Results and Explanation

A: Throughput statistics under non-saturation condition at the TX node.
Table 1
Table 1: Throughput under non-saturation at the TX node with different packet sizes and number of active interfaces.

Figure 2
Figure 2: The variation in throughput under non-saturation conditions with multiple wireless cards.

Figure 3
Figure 3: Effect of additional NICs on throughput under non-saturation with a packet size of 1470 bytes.

Table 1 and figures 2 and 3 indicate that when the network is not saturated and provided that there is sufficient CPU processing power, the capacity of a network decreases as a function of the number of radios. As expected the throughput increases when using larger packet sizes in traffic owing to more efficient use of the transmission medium. It should be emphasized that each additional NIC card has been placed in a monitor (passive) state, and therefore each additional NIC imposes an additional load on the CPU as every frame on the medium is monitored by these additional NICs and hence requires servicing by the CPU. This ultimately leads to a decrease in the throughput performance. This is confirmed by the results in section B below.

B: Throughput statistics under saturation condition at the TX node.
Figure 4
Figure 4: Throughput statistics under saturation condition with a reference to CPU idle% @ 1470 bytes.

Figure 5
Figure 5: Throughput comparison in 2 different modes under saturation @ 1470 bytes.

During this phase of the experiment, the D-ITG tool sets are used to generate large amounts of UDP traffic in order to fully saturate the network and the CPU. The packets are 1400 bytes in size and are created at the rate of 5000 every single second. From the data analysis carried out after the experiments, it is observed that CPU idle% < 1% throughout the tests. Furthermore, Figure 4 shows that the throughput does not vary even when additional NICs are inserted. This result fully confirms the observation made in Section A that the decrease in throughput is primarily due to the finite processing power, i.e. crosstalk does not appear to be a limiting in determining the maximum achievable throughput. Figure 5 shows the throughput comparison when the additional NICs are set to the Monitor mode and the AP mode under saturation conditions. There is a slight increase in throughput when using the AP mode which is due to the fact that AP mode does not require that much CPU resources when compared to the Monitor mode.

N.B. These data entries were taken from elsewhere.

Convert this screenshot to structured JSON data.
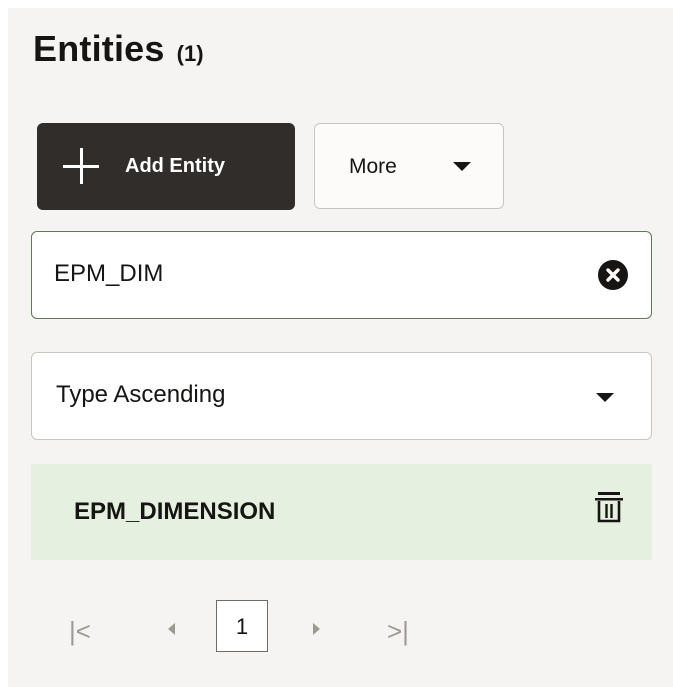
{
  "header": {
    "title": "Entities",
    "count": "(1)"
  },
  "toolbar": {
    "add_label": "Add Entity",
    "more_label": "More"
  },
  "search": {
    "value": "EPM_DIM",
    "icons": {
      "clear": "clear-circle-icon"
    }
  },
  "sort": {
    "selected": "Type Ascending"
  },
  "list": {
    "items": [
      {
        "label": "EPM_DIMENSION",
        "selected": true,
        "icon": "trash-icon"
      }
    ]
  },
  "pagination": {
    "current_page": "1",
    "first": "|<",
    "last": ">|"
  },
  "colors": {
    "primary_button": "#312d2a",
    "selected_row": "#e6f0e0",
    "search_border": "#5d7a57",
    "panel_bg": "#f5f4f2"
  }
}
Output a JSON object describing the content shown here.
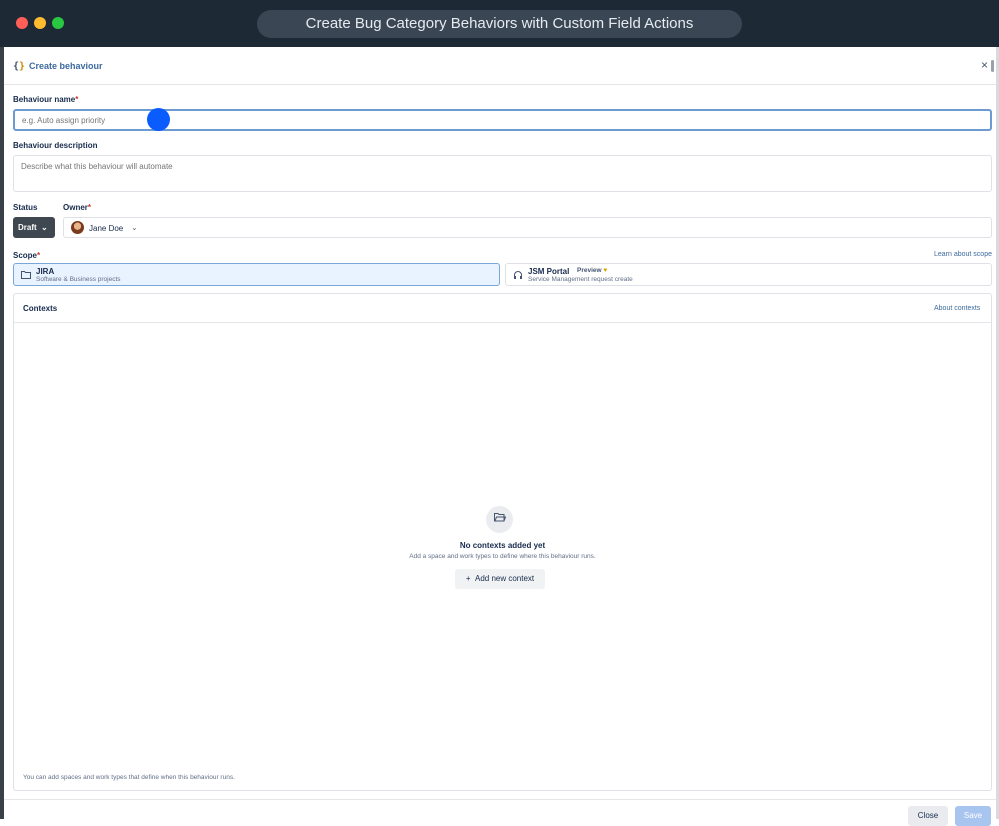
{
  "window": {
    "title": "Create Bug Category Behaviors with Custom Field Actions"
  },
  "modal": {
    "title": "Create behaviour",
    "close_glyph": "×"
  },
  "form": {
    "name_label": "Behaviour name",
    "name_placeholder": "e.g. Auto assign priority",
    "name_value": "",
    "description_label": "Behaviour description",
    "description_placeholder": "Describe what this behaviour will automate",
    "required_mark": "*",
    "status_label": "Status",
    "status_value": "Draft",
    "owner_label": "Owner",
    "owner_value": "Jane Doe",
    "scope_label": "Scope",
    "learn_scope_link": "Learn about scope"
  },
  "scope_options": [
    {
      "title": "JIRA",
      "subtitle": "Software & Business projects",
      "selected": true,
      "icon": "folder-icon"
    },
    {
      "title": "JSM Portal",
      "badge": "Preview",
      "subtitle": "Service Management request create",
      "selected": false,
      "icon": "headset-icon"
    }
  ],
  "contexts": {
    "title": "Contexts",
    "about_link": "About contexts",
    "empty_title": "No contexts added yet",
    "empty_subtitle": "Add a space and work types to define where this behaviour runs.",
    "add_button": "Add new context",
    "footer_note": "You can add spaces and work types that define when this behaviour runs."
  },
  "footer": {
    "close_label": "Close",
    "save_label": "Save"
  },
  "colors": {
    "title_bar": "#1e2936",
    "accent_link": "#3d6a9e",
    "status_button": "#3f4750",
    "selected_scope_bg": "#e9f2ff",
    "save_disabled": "#a8c5f0",
    "cursor_marker": "#0b5cff"
  }
}
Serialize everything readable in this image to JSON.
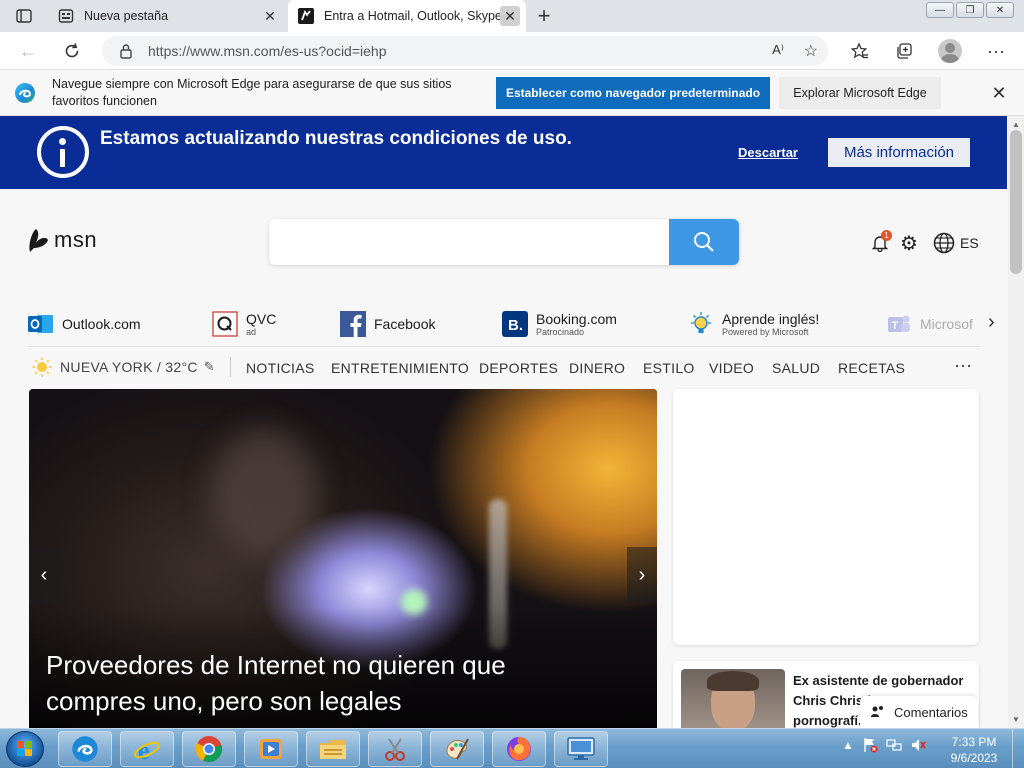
{
  "browser": {
    "tabs": [
      {
        "title": "Nueva pestaña",
        "favicon": "newtab-icon"
      },
      {
        "title": "Entra a Hotmail, Outlook, Skype",
        "favicon": "msn-icon"
      }
    ],
    "url": "https://www.msn.com/es-us?ocid=iehp",
    "read_aloud": "A⁾"
  },
  "infobar": {
    "message": "Navegue siempre con Microsoft Edge para asegurarse de que sus sitios favoritos funcionen",
    "primary_button": "Establecer como navegador predeterminado",
    "secondary_button": "Explorar Microsoft Edge"
  },
  "terms_banner": {
    "text": "Estamos actualizando nuestras condiciones de uso.",
    "dismiss": "Descartar",
    "more_info": "Más información"
  },
  "msn": {
    "brand": "msn",
    "notification_count": "1",
    "language": "ES",
    "accent": "#3f98e6"
  },
  "quicklinks": [
    {
      "name": "Outlook.com",
      "sub": ""
    },
    {
      "name": "QVC",
      "sub": "ad"
    },
    {
      "name": "Facebook",
      "sub": ""
    },
    {
      "name": "Booking.com",
      "sub": "Patrocinado"
    },
    {
      "name": "Aprende inglés!",
      "sub": "Powered by Microsoft"
    },
    {
      "name": "Microsof",
      "sub": ""
    }
  ],
  "nav": {
    "weather": "NUEVA YORK / 32°C",
    "items": [
      "NOTICIAS",
      "ENTRETENIMIENTO",
      "DEPORTES",
      "DINERO",
      "ESTILO",
      "VIDEO",
      "SALUD",
      "RECETAS"
    ],
    "more": "···"
  },
  "hero": {
    "title": "Proveedores de Internet no quieren que compres uno, pero son legales"
  },
  "side_news": {
    "headline": "Ex asistente de gobernador Chris Christie ... pornografí..."
  },
  "comments": {
    "label": "Comentarios"
  },
  "taskbar": {
    "time": "7:33 PM",
    "date": "9/6/2023"
  }
}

December 2008

Having studied the impact of multiple NICs to the throughput performance at the TX side, a new series of tests have been carried out to investigate the impact at the RX side. The same testbed is used as described in the previous section, see Figure 1 above.

Experimental Approach

Similar procedures are applied at the RX node, but here different operation modes of the NICs are used while the saturated throughput is recorded. This is to examine the impact of the various operation modes on the network performance. Also the TX transmitting power is varied to study its impact on throughput. During each test, link quality is measured and recorded using the Madwifi driver. The D-ITG tool sets are used to generate a saturated network condition and to record throughput for each scenario.

Results and Explanation

Table 1
Table 2: Results recorded at the RX node under different test scenarios.

From Table 2 above, several observations can be made as follows:

  1. Both the signal level and noise level decreases when the number of active NICs at the RX node increases.
  2. When the additional NICs are placed in inactive mode, it can be observed that the signal level increases as well as the link quality plus a slight increase in the throughput.
  3. There is no significant change in the throughput when additional NICs are inserted into the RX node.
  4. There is no major difference in throughput between various operation modes.
  5. A significant decrease in throughput can be observed when the TX transmitting power is set to minimal.
  6. Throughput changes in relation to link quality.

Future Areas of Study